“You have every right to leave your lane,” Hennessy told BBC late last week.
“All my life I’ve been told I cannot, must not, should not and would not. The disabled stereotype is subdued, helpless – and the biggest struggle for me is to overcome that stigma.”
Hennessy was born totally blind in 1995 in Baghdad, Iraq, which was still recovering from the 1990-1991 Gulf War at the time.
Hopes of gaining sight were bleak for Hennessy back home, prompting his father to sell all his belongings to move the family to London, where they sought asylum.
There, Hennessy underwent an operation that restored partial sight in his left eye.
“Since then I’ve just been rocking on with the little sight I have,” he tells the BBC.
Hennessy explains that his family lived a rather luxurious life in Iraq and suffered “a real culture shock” living as refugees in London council estates.
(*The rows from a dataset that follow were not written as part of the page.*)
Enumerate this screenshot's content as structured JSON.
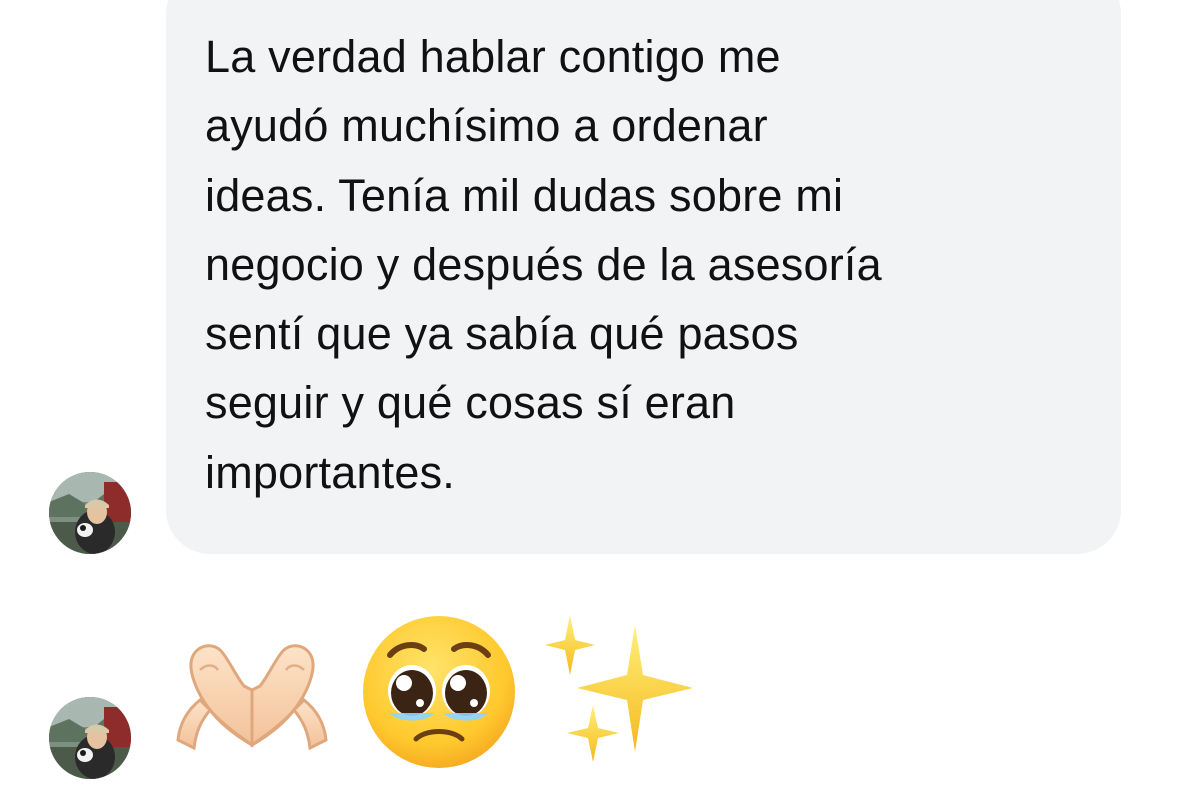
{
  "conversation": {
    "message_1": {
      "text": "La verdad hablar contigo me\nayudó muchísimo a ordenar\nideas. Tenía mil dudas sobre mi\nnegocio y después de la asesoría\nsentí que ya sabía qué pasos\nseguir y qué cosas sí eran\nimportantes."
    },
    "message_2": {
      "emojis": [
        "heart-hands",
        "pleading-face",
        "sparkles"
      ]
    }
  },
  "colors": {
    "bubble_background": "#f1f3f5",
    "text": "#111111",
    "page_background": "#ffffff"
  }
}
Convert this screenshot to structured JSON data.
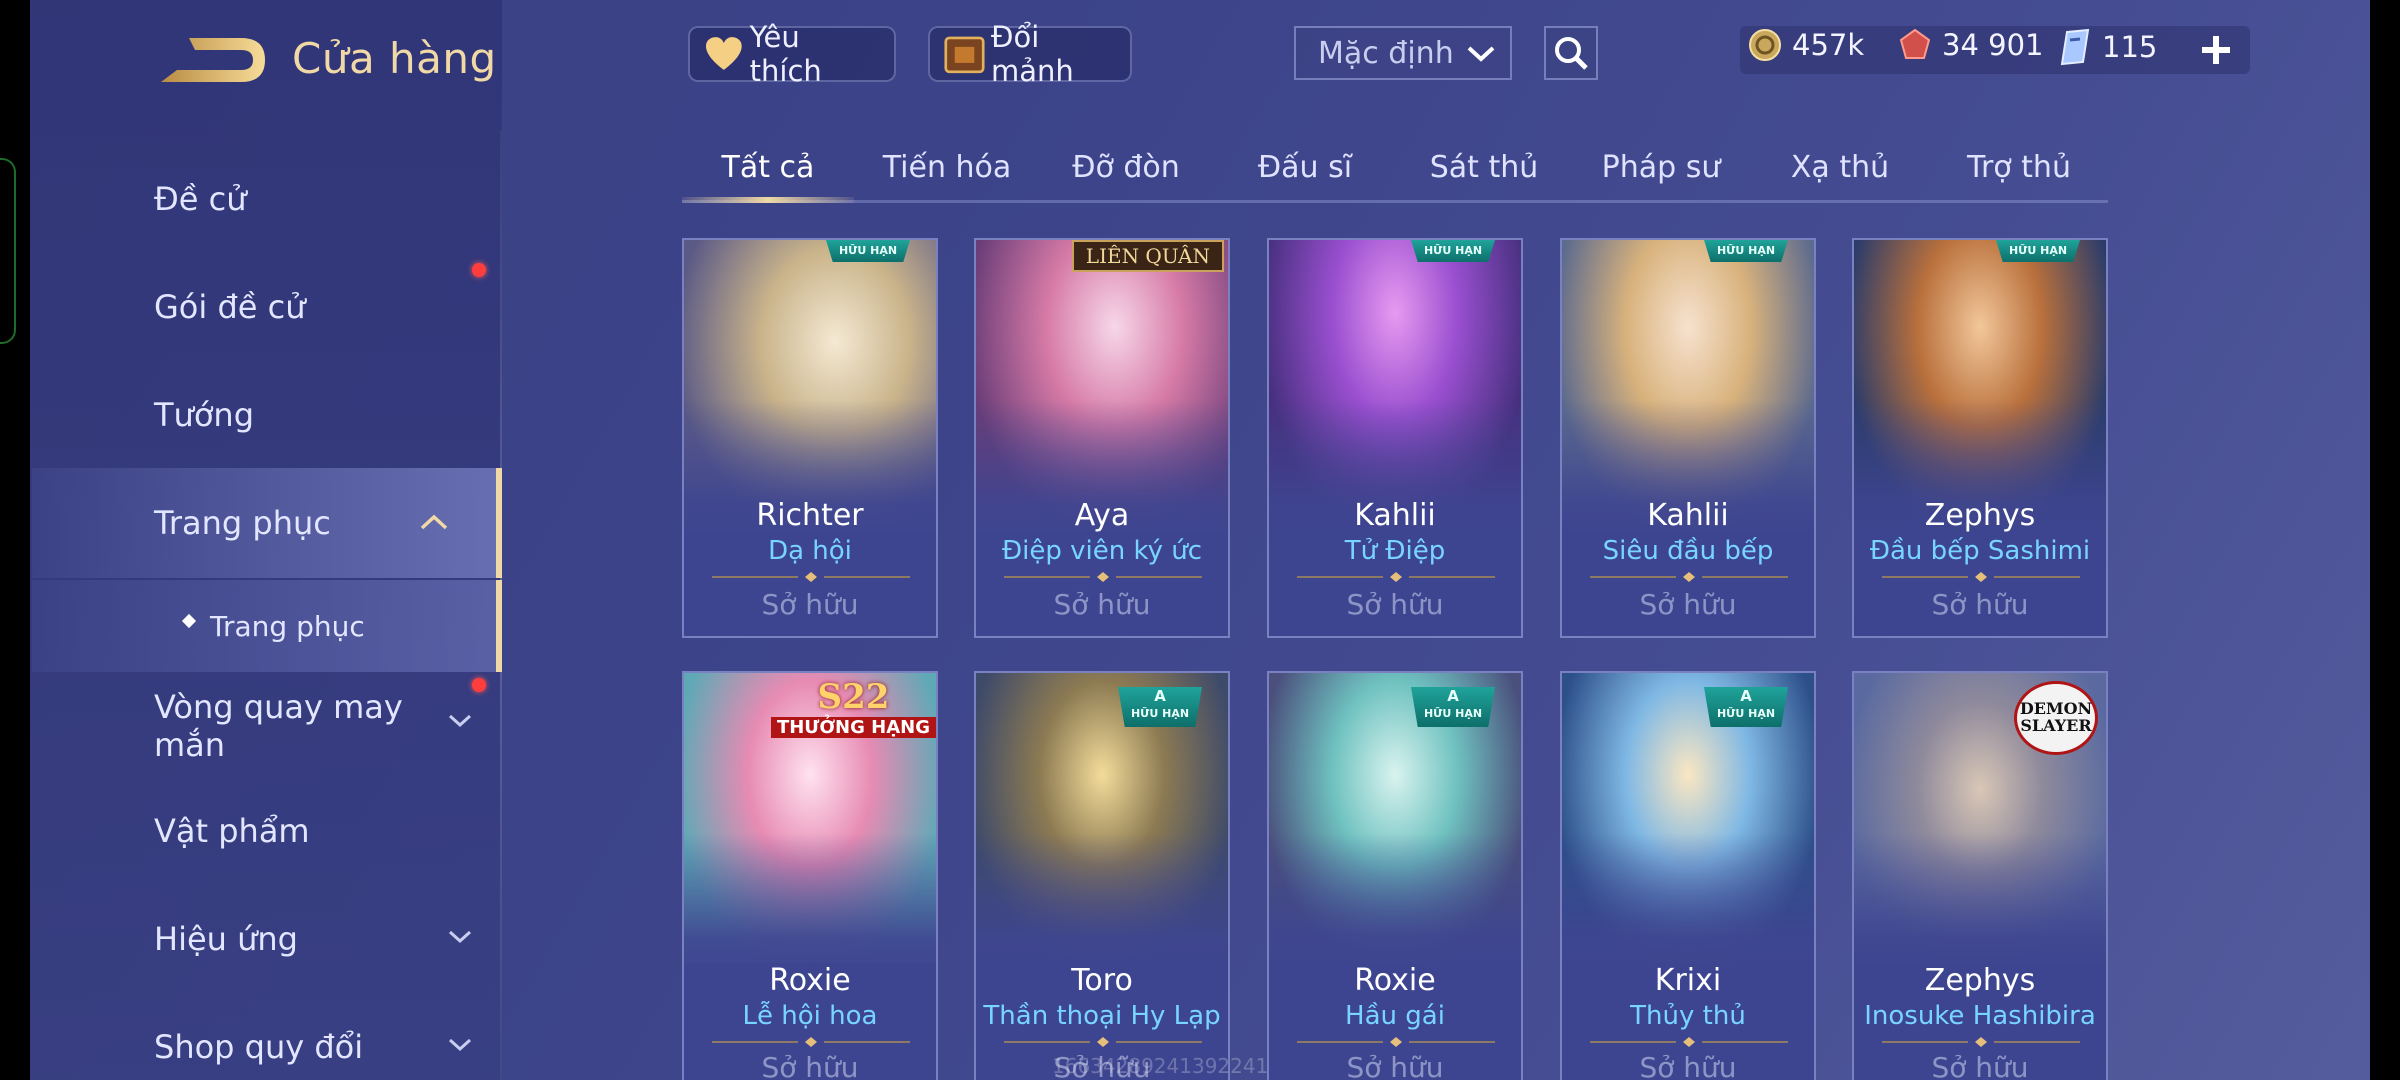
{
  "header": {
    "title": "Cửa hàng",
    "favorite_label": "Yêu thích",
    "shards_label": "Đổi mảnh",
    "sort_value": "Mặc định"
  },
  "currency": {
    "gold": "457k",
    "rubies": "34 901",
    "vouchers": "115"
  },
  "sidebar": {
    "items": [
      {
        "label": "Đề cử"
      },
      {
        "label": "Gói đề cử"
      },
      {
        "label": "Tướng"
      },
      {
        "label": "Trang phục"
      },
      {
        "label": "Trang phục"
      },
      {
        "label": "Vòng quay may mắn"
      },
      {
        "label": "Vật phẩm"
      },
      {
        "label": "Hiệu ứng"
      },
      {
        "label": "Shop quy đổi"
      }
    ]
  },
  "tabs": [
    "Tất cả",
    "Tiến hóa",
    "Đỡ đòn",
    "Đấu sĩ",
    "Sát thủ",
    "Pháp sư",
    "Xạ thủ",
    "Trợ thủ"
  ],
  "badges": {
    "limited": "HỮU HẠN",
    "rank_a": "A",
    "brand": "LIÊN QUÂN",
    "season": "S22",
    "season_sub": "THƯỞNG HẠNG",
    "collab": "DEMON SLAYER"
  },
  "cards": [
    {
      "hero": "Richter",
      "skin": "Dạ hội",
      "status": "Sở hữu"
    },
    {
      "hero": "Aya",
      "skin": "Điệp viên ký ức",
      "status": "Sở hữu"
    },
    {
      "hero": "Kahlii",
      "skin": "Tử Điệp",
      "status": "Sở hữu"
    },
    {
      "hero": "Kahlii",
      "skin": "Siêu đầu bếp",
      "status": "Sở hữu"
    },
    {
      "hero": "Zephys",
      "skin": "Đầu bếp Sashimi",
      "status": "Sở hữu"
    },
    {
      "hero": "Roxie",
      "skin": "Lễ hội hoa",
      "status": "Sở hữu"
    },
    {
      "hero": "Toro",
      "skin": "Thần thoại Hy Lạp",
      "status": "Sở hữu"
    },
    {
      "hero": "Roxie",
      "skin": "Hầu gái",
      "status": "Sở hữu"
    },
    {
      "hero": "Krixi",
      "skin": "Thủy thủ",
      "status": "Sở hữu"
    },
    {
      "hero": "Zephys",
      "skin": "Inosuke Hashibira",
      "status": "Sở hữu"
    }
  ],
  "watermark": "16634289241392241",
  "colors": {
    "accent_gold": "#f0d9a6",
    "skin_name": "#78d5ff",
    "owned": "#8e95c6",
    "badge": "#1fa39a",
    "notify": "#ff3d3d"
  }
}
In 2012, he applied to study law at Cambridge University, becoming the first member of his family to attend university. He was one of only seven people with impaired sight to be accepted at the university that year.
This summer, Hennessy graduated from Fitzwilliam College, one of the constituent colleges of the University of Cambridge, finishing fourth out of 220 students. In addition to that, he wrote two papers which were ranked first among all others.
Having graduated from college, Allan is now set for a prestigious scholarship at law school.
“It takes a lot of confidence, self love and self-worth to realize that you are capable. You have every right to leave your lane,” he said.
“You really don’t have to subscribe to the life that has been written for you.”